Finding my Norgays: Reflections on undertaking a Masters degree through a scholarship
Beth Leeming is one of 25 students awarded a Masters scholarship from the ARC North East and North Cumbria. Beth is a community midwife with an interest in Forced Migrant Maternal Health. She has now completed the course, and was awarded a distinction. She shares her thoughts about her Masters journey, in this blog.
I undertook a masters in public health and health services research at Newcastle University during 2022-23 funded by a scholarship from the NIHR Applied Research Collaboration North East and North Cumbria.
I would say that my experience of the Master’s programme could be summarised by a quote from the Cohen brothers’ film Intolerable Cruelty (2003) where the protagonist, played by George Clooney, describes how in 1953 Edmund Hillary (pictured above) became the first man to step onto the summit of Mount Everest because of the assistance and expertise shared with him by Sherpa Tensing Norgay: ‘Few great accomplishments are achieved single-handedly…most have their Norgays.’
There is no doubt that the Distinction awarded for the MSc, which I completed in September 2023, could be attributed to the many people who have helped me along the way. In the initial instance, the provision of an NIHR ARC NENC scholarship provided the catalyst to enable me to return to university at a time of my life when opportunity costs could have precluded further study.
By background, I am a community midwife with an interest in Forced Migrant Maternal Health. For some time, I have held the simple, yet ideological, ambition that I would like to do what I can to improve Forced Migrant Maternal Health here in the North East. To equip myself to make my ambition a reality, I needed to increase my familiarity with the research process. My initial step was to undertake the Nurses, Midwives, and Allied Health Professionals (NMAHP) Research Internship at Newcastle Hospitals.

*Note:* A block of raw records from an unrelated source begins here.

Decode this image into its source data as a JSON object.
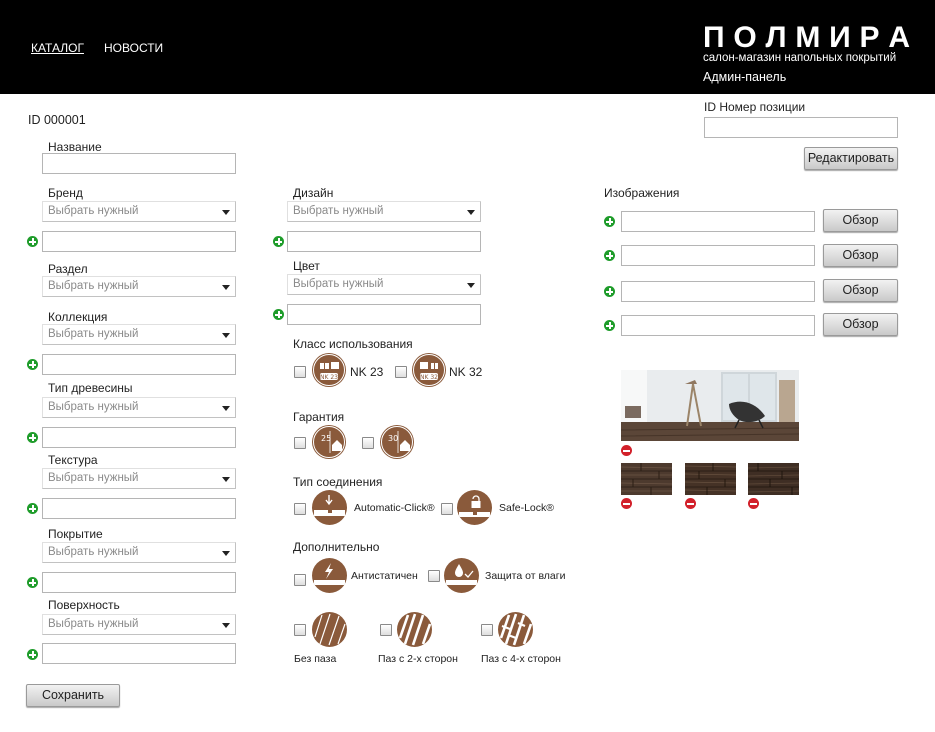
{
  "header": {
    "nav": [
      "КАТАЛОГ",
      "НОВОСТИ"
    ],
    "logo_letters": [
      "П",
      "О",
      "Л",
      "М",
      "И",
      "Р",
      "А"
    ],
    "logo_subtitle": "салон-магазин напольных покрытий",
    "admin_label": "Админ-панель"
  },
  "record": {
    "id_label": "ID 000001",
    "position_label": "ID Номер позиции",
    "position_value": "",
    "edit_button": "Редактировать"
  },
  "form": {
    "name_label": "Название",
    "placeholder": "Выбрать нужный",
    "fields_left": [
      "Бренд",
      "Раздел",
      "Коллекция",
      "Тип древесины",
      "Текстура",
      "Покрытие",
      "Поверхность"
    ],
    "fields_mid": [
      "Дизайн",
      "Цвет"
    ],
    "usage_class_label": "Класс использования",
    "usage_classes": [
      "NK 23",
      "NK 32"
    ],
    "guarantee_label": "Гарантия",
    "guarantee_years": [
      "25",
      "30"
    ],
    "connection_label": "Тип соединения",
    "connections": [
      "Automatic-Click®",
      "Safe-Lock®"
    ],
    "extra_label": "Дополнительно",
    "extras": [
      "Антистатичен",
      "Защита от влаги"
    ],
    "grooves": [
      "Без паза",
      "Паз с 2-х сторон",
      "Паз с 4-х сторон"
    ],
    "save_button": "Сохранить"
  },
  "images": {
    "label": "Изображения",
    "browse_label": "Обзор",
    "rows": [
      "",
      "",
      "",
      ""
    ]
  },
  "colors": {
    "header_bg": "#000000",
    "icon_brown": "#8a5a3b",
    "add_green": "#1e9c2a",
    "remove_red": "#d2202a"
  }
}
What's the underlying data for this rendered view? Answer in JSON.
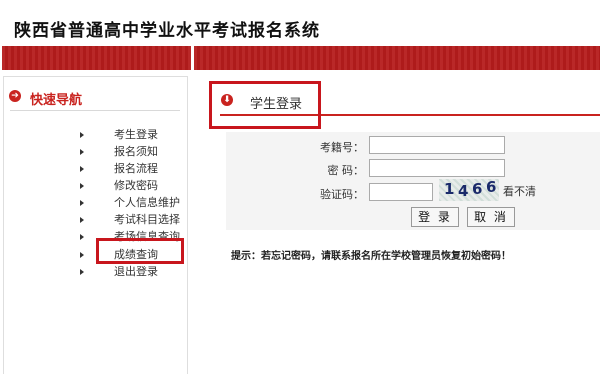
{
  "site": {
    "title": "陕西省普通高中学业水平考试报名系统"
  },
  "colors": {
    "brand_red": "#c9231f",
    "banner_red": "#b51c1c",
    "highlight_red": "#c8161d",
    "form_bg": "#f4f4f4"
  },
  "nav": {
    "title": "快速导航",
    "icon": "arrow-circle-icon",
    "items": [
      {
        "label": "考生登录"
      },
      {
        "label": "报名须知"
      },
      {
        "label": "报名流程"
      },
      {
        "label": "修改密码"
      },
      {
        "label": "个人信息维护"
      },
      {
        "label": "考试科目选择"
      },
      {
        "label": "考场信息查询"
      },
      {
        "label": "成绩查询"
      },
      {
        "label": "退出登录"
      }
    ],
    "highlighted_item": "成绩查询"
  },
  "login": {
    "title": "学生登录",
    "icon": "down-arrow-circle-icon",
    "fields": {
      "exam_number_label": "考籍号：",
      "exam_number_value": "",
      "password_label": "密 码：",
      "password_value": "",
      "captcha_label": "验证码：",
      "captcha_value": ""
    },
    "captcha_text": [
      "1",
      "4",
      "6",
      "6"
    ],
    "refresh_label": "看不清",
    "login_button": "登 录",
    "cancel_button": "取 消"
  },
  "tip": "提示：若忘记密码，请联系报名所在学校管理员恢复初始密码！"
}
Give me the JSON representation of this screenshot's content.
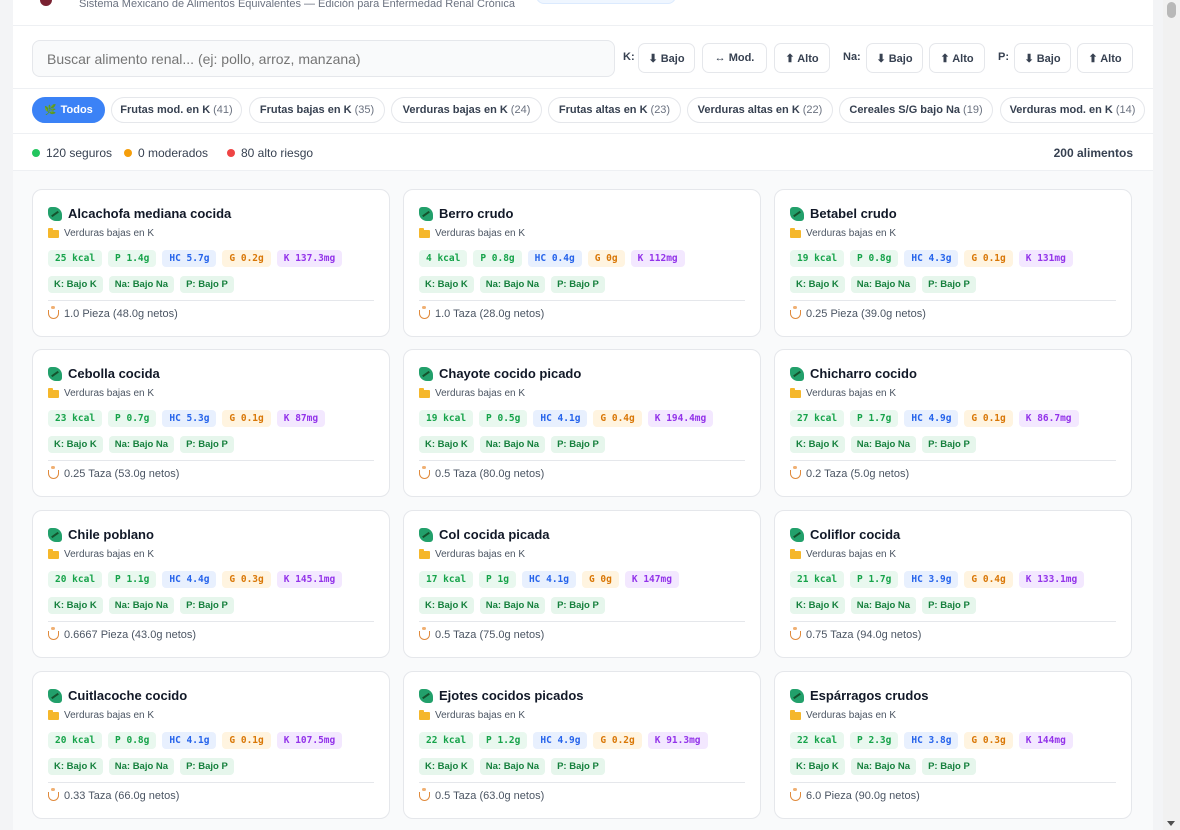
{
  "header": {
    "subtitle": "Sistema Mexicano de Alimentos Equivalentes — Edición para Enfermedad Renal Crónica"
  },
  "search": {
    "placeholder": "Buscar alimento renal... (ej: pollo, arroz, manzana)"
  },
  "filters": {
    "k_label": "K:",
    "na_label": "Na:",
    "p_label": "P:",
    "k_low": "⬇ Bajo",
    "k_mod": "↔ Mod.",
    "k_high": "⬆ Alto",
    "na_low": "⬇ Bajo",
    "na_high": "⬆ Alto",
    "p_low": "⬇ Bajo",
    "p_high": "⬆ Alto"
  },
  "categories": [
    {
      "label": "Todos",
      "count": ""
    },
    {
      "label": "Frutas mod. en K",
      "count": "(41)"
    },
    {
      "label": "Frutas bajas en K",
      "count": "(35)"
    },
    {
      "label": "Verduras bajas en K",
      "count": "(24)"
    },
    {
      "label": "Frutas altas en K",
      "count": "(23)"
    },
    {
      "label": "Verduras altas en K",
      "count": "(22)"
    },
    {
      "label": "Cereales S/G bajo Na",
      "count": "(19)"
    },
    {
      "label": "Verduras mod. en K",
      "count": "(14)"
    }
  ],
  "stats": {
    "safe": "120 seguros",
    "moderate": "0 moderados",
    "high": "80 alto riesgo",
    "total": "200 alimentos",
    "colors": {
      "safe": "#22c55e",
      "moderate": "#f59e0b",
      "high": "#ef4444"
    }
  },
  "foods": [
    {
      "name": "Alcachofa mediana cocida",
      "category": "Verduras bajas en K",
      "kcal": "25 kcal",
      "p": "P 1.4g",
      "hc": "HC 5.7g",
      "g": "G 0.2g",
      "k": "K 137.3mg",
      "lk": "K: Bajo K",
      "lna": "Na: Bajo Na",
      "lp": "P: Bajo P",
      "portion": "1.0 Pieza (48.0g netos)"
    },
    {
      "name": "Berro crudo",
      "category": "Verduras bajas en K",
      "kcal": "4 kcal",
      "p": "P 0.8g",
      "hc": "HC 0.4g",
      "g": "G 0g",
      "k": "K 112mg",
      "lk": "K: Bajo K",
      "lna": "Na: Bajo Na",
      "lp": "P: Bajo P",
      "portion": "1.0 Taza (28.0g netos)"
    },
    {
      "name": "Betabel crudo",
      "category": "Verduras bajas en K",
      "kcal": "19 kcal",
      "p": "P 0.8g",
      "hc": "HC 4.3g",
      "g": "G 0.1g",
      "k": "K 131mg",
      "lk": "K: Bajo K",
      "lna": "Na: Bajo Na",
      "lp": "P: Bajo P",
      "portion": "0.25 Pieza (39.0g netos)"
    },
    {
      "name": "Cebolla cocida",
      "category": "Verduras bajas en K",
      "kcal": "23 kcal",
      "p": "P 0.7g",
      "hc": "HC 5.3g",
      "g": "G 0.1g",
      "k": "K 87mg",
      "lk": "K: Bajo K",
      "lna": "Na: Bajo Na",
      "lp": "P: Bajo P",
      "portion": "0.25 Taza (53.0g netos)"
    },
    {
      "name": "Chayote cocido picado",
      "category": "Verduras bajas en K",
      "kcal": "19 kcal",
      "p": "P 0.5g",
      "hc": "HC 4.1g",
      "g": "G 0.4g",
      "k": "K 194.4mg",
      "lk": "K: Bajo K",
      "lna": "Na: Bajo Na",
      "lp": "P: Bajo P",
      "portion": "0.5 Taza (80.0g netos)"
    },
    {
      "name": "Chicharro cocido",
      "category": "Verduras bajas en K",
      "kcal": "27 kcal",
      "p": "P 1.7g",
      "hc": "HC 4.9g",
      "g": "G 0.1g",
      "k": "K 86.7mg",
      "lk": "K: Bajo K",
      "lna": "Na: Bajo Na",
      "lp": "P: Bajo P",
      "portion": "0.2 Taza (5.0g netos)"
    },
    {
      "name": "Chile poblano",
      "category": "Verduras bajas en K",
      "kcal": "20 kcal",
      "p": "P 1.1g",
      "hc": "HC 4.4g",
      "g": "G 0.3g",
      "k": "K 145.1mg",
      "lk": "K: Bajo K",
      "lna": "Na: Bajo Na",
      "lp": "P: Bajo P",
      "portion": "0.6667 Pieza (43.0g netos)"
    },
    {
      "name": "Col cocida picada",
      "category": "Verduras bajas en K",
      "kcal": "17 kcal",
      "p": "P 1g",
      "hc": "HC 4.1g",
      "g": "G 0g",
      "k": "K 147mg",
      "lk": "K: Bajo K",
      "lna": "Na: Bajo Na",
      "lp": "P: Bajo P",
      "portion": "0.5 Taza (75.0g netos)"
    },
    {
      "name": "Coliflor cocida",
      "category": "Verduras bajas en K",
      "kcal": "21 kcal",
      "p": "P 1.7g",
      "hc": "HC 3.9g",
      "g": "G 0.4g",
      "k": "K 133.1mg",
      "lk": "K: Bajo K",
      "lna": "Na: Bajo Na",
      "lp": "P: Bajo P",
      "portion": "0.75 Taza (94.0g netos)"
    },
    {
      "name": "Cuitlacoche cocido",
      "category": "Verduras bajas en K",
      "kcal": "20 kcal",
      "p": "P 0.8g",
      "hc": "HC 4.1g",
      "g": "G 0.1g",
      "k": "K 107.5mg",
      "lk": "K: Bajo K",
      "lna": "Na: Bajo Na",
      "lp": "P: Bajo P",
      "portion": "0.33 Taza (66.0g netos)"
    },
    {
      "name": "Ejotes cocidos picados",
      "category": "Verduras bajas en K",
      "kcal": "22 kcal",
      "p": "P 1.2g",
      "hc": "HC 4.9g",
      "g": "G 0.2g",
      "k": "K 91.3mg",
      "lk": "K: Bajo K",
      "lna": "Na: Bajo Na",
      "lp": "P: Bajo P",
      "portion": "0.5 Taza (63.0g netos)"
    },
    {
      "name": "Espárragos crudos",
      "category": "Verduras bajas en K",
      "kcal": "22 kcal",
      "p": "P 2.3g",
      "hc": "HC 3.8g",
      "g": "G 0.3g",
      "k": "K 144mg",
      "lk": "K: Bajo K",
      "lna": "Na: Bajo Na",
      "lp": "P: Bajo P",
      "portion": "6.0 Pieza (90.0g netos)"
    }
  ]
}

I first became aware of the NIHR ARC NENC during my NMAHP Research Internship, when I took the opportunity to attend an NIHR ARC NENC Networking Event at the University of Cumbria. The academic connections made at this event were invaluable. I was introduced to ARC fellows from the NIHR ARC NENC Supporting Children and Families research group, who encouraged me to apply for a Master’s Scholarship.
During the Masters, my philosophy of midwifery became challenged and extended through the application of public and global health perspectives about the social determinants of health (1).
I have come to appreciate how the distal determinants of health (upstream or indirectly affecting health) can provide a barrier to health, which can preclude women’s ability to address the more proximal determinants of health (downstream or directly affecting health), such as smoking.
For my dissertation, I had the privilege of undertaking primary qualitative research, supervised by Prof Judith Rankin and Dr Lem Ngongalah from the Population Health Sciences Institute at Newcastle University. My dissertation topic remained true to my passion to investigate factors that affect Forced Migrant Maternal Health.
Influenced by my newfound understanding of the importance of distal social determinants of health, my research topic was on the unresearched area of what midwives know about the implications of the Nationality and Borders Act (2022) for pregnant women seeking asylum.
The results fell firmly within the NIHR ARC NENC remit of supporting families and addressing health inequalities, in this case concerning the risk that The Nationality and Borders Act (2022) could compound the risk of adverse perinatal outcomes for women seeking asylum. I remain grateful to the 18 midwives from across the region who were prepared to take part in my research despite acknowledging that they were unlikely to know much about the subject area, given the distance of migration legislation from the coalface of maternity service provision.
Looking back on my experience of postgraduate study, I would say that my ambition to help improve maternal and child health for women seeking asylum has become tempered by the reality and limitations of what one person can achieve. However, my capacity to make a difference, with assistance from my own group of Norgays, has probably increased.
I find myself in a position of looking for PhD opportunities to continue to extend the evidence base for the cause of pregnant forced migrant women who would like to claim asylum here in the UK, something I would not have even considered if I hadn’t had the opportunity to undertake a masters afforded to me by the ARC NENC. I remain sincerely grateful for the scholarship which has facilitated the current trajectory of my career path and to my supervisors who steered me on my way!
Header image: Sir Edmund Hillary and Tensing Norgay on their Mount Everest expedition (1953)
Below: Beth at her graduation in 2023.